[REQUIREMENT] Below are some entries. Work out how many of their lines hold the word "username", and write that number alone.

━━━━━━

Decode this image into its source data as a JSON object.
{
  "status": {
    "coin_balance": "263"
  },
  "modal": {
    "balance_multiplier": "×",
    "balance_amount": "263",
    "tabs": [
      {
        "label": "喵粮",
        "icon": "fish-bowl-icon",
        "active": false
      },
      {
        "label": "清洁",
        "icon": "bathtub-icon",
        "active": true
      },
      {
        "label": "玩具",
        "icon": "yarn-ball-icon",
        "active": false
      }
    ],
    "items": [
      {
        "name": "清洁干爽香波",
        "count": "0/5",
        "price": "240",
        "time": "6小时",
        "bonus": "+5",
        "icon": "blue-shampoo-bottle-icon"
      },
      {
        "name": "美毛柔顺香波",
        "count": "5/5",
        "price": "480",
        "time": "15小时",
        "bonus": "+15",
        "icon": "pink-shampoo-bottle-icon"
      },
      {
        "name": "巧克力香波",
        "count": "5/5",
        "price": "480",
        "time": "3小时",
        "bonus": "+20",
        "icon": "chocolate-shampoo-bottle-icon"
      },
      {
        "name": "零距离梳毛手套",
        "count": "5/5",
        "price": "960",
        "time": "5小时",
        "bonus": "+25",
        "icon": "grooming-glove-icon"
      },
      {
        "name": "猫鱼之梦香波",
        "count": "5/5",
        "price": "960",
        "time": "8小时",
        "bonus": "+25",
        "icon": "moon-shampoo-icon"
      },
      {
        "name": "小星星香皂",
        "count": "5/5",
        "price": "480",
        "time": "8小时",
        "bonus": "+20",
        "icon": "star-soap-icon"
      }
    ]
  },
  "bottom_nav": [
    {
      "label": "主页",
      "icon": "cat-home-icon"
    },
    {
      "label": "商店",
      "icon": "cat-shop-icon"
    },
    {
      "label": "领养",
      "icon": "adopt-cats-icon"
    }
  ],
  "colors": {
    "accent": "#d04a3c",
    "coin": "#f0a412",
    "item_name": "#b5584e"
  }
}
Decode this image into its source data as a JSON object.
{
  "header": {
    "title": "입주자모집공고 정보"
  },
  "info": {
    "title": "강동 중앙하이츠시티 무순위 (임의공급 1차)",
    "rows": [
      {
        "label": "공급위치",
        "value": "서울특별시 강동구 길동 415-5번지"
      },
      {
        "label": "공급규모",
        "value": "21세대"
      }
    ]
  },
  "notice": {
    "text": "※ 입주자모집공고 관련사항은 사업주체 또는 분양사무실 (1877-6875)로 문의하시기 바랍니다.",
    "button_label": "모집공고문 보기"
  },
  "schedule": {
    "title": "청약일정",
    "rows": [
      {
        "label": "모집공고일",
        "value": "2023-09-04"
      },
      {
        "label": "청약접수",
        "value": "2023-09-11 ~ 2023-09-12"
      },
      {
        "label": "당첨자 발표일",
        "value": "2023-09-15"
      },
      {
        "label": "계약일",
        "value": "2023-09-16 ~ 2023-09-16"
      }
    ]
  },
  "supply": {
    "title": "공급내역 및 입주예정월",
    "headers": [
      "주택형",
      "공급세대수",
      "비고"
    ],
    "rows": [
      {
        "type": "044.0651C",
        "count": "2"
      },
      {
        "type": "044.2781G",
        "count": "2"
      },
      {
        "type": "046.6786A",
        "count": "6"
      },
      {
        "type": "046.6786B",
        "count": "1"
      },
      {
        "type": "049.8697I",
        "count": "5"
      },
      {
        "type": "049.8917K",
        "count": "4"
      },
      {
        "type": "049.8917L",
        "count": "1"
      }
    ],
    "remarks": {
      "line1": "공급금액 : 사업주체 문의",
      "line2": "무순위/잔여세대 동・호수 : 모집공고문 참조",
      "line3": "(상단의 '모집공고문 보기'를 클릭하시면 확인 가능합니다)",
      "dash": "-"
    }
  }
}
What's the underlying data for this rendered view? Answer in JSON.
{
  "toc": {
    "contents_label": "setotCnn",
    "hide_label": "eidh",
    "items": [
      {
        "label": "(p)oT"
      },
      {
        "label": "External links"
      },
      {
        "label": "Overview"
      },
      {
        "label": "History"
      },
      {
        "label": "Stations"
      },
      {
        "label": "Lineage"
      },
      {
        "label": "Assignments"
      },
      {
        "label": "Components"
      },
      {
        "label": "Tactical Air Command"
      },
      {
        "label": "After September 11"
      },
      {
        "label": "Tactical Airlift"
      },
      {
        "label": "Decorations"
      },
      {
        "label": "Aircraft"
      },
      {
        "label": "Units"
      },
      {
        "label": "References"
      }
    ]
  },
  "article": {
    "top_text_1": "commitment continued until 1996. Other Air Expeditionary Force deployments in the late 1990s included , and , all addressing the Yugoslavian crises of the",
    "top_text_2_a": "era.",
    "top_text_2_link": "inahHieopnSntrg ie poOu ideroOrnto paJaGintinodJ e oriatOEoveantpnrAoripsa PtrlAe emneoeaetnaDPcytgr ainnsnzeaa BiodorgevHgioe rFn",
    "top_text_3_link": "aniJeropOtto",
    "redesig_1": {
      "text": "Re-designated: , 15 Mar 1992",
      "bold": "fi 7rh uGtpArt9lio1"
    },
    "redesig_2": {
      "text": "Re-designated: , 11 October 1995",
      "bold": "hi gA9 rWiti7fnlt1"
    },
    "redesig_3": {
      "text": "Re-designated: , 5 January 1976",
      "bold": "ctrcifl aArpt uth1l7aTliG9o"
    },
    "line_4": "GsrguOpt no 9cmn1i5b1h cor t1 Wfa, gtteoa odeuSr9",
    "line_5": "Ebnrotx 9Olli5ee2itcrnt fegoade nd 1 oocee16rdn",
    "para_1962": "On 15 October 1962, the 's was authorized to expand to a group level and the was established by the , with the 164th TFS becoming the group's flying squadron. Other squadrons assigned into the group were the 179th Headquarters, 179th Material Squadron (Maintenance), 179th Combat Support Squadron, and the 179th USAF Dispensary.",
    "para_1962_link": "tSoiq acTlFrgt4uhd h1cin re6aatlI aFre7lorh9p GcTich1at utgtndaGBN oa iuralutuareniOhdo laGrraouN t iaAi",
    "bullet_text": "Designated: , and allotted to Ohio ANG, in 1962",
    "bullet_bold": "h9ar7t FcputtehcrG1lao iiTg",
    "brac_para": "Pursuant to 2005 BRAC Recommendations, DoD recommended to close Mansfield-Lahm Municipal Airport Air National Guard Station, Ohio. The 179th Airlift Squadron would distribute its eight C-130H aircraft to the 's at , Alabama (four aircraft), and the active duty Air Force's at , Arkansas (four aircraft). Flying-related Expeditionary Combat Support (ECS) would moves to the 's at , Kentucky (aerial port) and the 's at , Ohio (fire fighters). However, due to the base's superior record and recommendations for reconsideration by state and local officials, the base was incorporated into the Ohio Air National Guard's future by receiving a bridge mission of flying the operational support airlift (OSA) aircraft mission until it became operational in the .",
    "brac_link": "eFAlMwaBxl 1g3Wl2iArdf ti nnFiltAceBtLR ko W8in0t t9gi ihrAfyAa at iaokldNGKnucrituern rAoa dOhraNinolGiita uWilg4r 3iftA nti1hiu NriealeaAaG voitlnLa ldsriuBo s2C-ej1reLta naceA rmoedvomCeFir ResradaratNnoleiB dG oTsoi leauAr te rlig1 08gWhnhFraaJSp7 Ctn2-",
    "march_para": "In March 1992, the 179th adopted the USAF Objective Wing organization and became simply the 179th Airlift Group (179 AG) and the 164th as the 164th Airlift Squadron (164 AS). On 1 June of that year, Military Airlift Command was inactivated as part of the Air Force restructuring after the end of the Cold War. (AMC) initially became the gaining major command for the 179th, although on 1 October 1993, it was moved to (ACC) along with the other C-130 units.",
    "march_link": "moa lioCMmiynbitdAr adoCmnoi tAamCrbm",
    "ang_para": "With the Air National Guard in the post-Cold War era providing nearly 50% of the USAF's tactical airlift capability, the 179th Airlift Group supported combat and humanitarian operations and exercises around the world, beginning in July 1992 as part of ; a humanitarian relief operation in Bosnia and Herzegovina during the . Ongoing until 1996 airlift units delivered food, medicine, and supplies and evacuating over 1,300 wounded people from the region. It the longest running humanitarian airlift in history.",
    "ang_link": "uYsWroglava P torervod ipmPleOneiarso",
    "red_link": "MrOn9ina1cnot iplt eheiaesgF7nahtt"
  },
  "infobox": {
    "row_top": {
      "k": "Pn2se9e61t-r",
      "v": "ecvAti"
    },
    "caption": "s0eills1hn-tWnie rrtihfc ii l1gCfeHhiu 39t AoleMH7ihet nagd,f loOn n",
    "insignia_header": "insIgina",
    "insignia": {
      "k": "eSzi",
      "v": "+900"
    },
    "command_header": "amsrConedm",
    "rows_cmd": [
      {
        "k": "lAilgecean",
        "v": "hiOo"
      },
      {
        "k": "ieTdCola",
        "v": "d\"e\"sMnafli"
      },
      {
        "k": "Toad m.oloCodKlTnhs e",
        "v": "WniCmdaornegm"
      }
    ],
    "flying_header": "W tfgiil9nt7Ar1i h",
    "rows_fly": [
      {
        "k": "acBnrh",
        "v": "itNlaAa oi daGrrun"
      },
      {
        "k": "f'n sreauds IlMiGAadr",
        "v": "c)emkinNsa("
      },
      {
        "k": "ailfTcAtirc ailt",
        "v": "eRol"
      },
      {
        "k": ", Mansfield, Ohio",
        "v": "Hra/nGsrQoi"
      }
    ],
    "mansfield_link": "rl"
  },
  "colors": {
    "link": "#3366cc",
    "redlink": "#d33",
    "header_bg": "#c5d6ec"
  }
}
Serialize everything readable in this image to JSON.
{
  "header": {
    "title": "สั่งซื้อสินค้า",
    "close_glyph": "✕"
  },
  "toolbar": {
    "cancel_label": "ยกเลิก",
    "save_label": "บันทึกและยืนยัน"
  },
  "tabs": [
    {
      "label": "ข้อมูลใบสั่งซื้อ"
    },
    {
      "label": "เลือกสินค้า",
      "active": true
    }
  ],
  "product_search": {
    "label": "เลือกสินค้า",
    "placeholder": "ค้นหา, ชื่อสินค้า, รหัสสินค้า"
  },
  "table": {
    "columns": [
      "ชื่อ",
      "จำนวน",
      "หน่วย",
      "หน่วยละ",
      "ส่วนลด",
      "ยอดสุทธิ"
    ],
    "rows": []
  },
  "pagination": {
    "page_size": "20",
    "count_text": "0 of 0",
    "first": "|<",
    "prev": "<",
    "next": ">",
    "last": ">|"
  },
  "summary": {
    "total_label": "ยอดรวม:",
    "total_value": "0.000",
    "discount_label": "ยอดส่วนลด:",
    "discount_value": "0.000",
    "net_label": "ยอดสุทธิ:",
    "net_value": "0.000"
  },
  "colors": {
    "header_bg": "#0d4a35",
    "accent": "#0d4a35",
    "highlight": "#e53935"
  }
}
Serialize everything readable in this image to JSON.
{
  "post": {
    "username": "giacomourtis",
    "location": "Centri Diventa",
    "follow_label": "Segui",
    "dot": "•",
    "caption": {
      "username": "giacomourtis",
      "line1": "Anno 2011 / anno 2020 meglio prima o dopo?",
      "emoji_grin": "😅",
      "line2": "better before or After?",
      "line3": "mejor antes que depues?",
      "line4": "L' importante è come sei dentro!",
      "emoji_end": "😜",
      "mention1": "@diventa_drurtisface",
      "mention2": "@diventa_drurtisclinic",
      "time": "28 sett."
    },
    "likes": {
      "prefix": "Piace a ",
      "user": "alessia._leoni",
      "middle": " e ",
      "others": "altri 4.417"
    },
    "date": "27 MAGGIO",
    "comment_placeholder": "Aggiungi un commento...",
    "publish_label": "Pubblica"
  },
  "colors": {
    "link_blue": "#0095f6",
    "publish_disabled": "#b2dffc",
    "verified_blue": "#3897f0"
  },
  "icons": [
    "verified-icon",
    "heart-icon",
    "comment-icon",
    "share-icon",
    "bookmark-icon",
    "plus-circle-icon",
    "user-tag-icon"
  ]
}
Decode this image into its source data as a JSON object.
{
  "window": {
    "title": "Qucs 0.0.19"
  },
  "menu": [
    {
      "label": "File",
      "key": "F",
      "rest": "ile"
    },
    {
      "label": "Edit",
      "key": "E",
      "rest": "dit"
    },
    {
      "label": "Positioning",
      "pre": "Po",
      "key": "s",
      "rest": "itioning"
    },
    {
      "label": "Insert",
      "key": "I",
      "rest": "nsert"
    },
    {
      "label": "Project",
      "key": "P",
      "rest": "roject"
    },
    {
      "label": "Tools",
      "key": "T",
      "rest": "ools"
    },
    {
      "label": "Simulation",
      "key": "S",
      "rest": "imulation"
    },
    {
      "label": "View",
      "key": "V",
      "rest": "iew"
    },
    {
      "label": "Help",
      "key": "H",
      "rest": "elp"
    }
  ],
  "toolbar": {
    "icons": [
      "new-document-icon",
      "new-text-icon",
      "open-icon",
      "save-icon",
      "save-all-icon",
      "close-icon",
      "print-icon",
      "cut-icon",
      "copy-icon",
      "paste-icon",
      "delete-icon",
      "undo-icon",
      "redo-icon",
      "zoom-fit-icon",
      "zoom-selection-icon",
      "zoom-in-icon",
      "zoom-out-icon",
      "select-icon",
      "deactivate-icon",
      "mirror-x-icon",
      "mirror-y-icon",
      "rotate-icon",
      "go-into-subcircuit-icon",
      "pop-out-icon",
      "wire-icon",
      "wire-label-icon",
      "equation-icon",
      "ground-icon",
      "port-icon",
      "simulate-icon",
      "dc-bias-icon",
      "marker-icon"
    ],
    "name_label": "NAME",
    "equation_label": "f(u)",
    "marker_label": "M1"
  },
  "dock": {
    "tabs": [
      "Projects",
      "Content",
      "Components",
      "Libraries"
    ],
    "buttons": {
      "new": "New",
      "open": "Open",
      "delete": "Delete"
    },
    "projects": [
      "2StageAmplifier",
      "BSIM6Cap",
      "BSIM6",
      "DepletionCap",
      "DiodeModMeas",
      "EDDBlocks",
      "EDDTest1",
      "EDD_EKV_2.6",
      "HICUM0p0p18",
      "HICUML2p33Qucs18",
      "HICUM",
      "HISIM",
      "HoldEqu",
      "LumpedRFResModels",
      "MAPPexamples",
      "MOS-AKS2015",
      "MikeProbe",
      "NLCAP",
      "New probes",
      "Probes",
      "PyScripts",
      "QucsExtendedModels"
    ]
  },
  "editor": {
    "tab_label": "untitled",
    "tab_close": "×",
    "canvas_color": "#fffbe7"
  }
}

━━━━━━

[RESPONSE FOR THIS EXERCISE] 2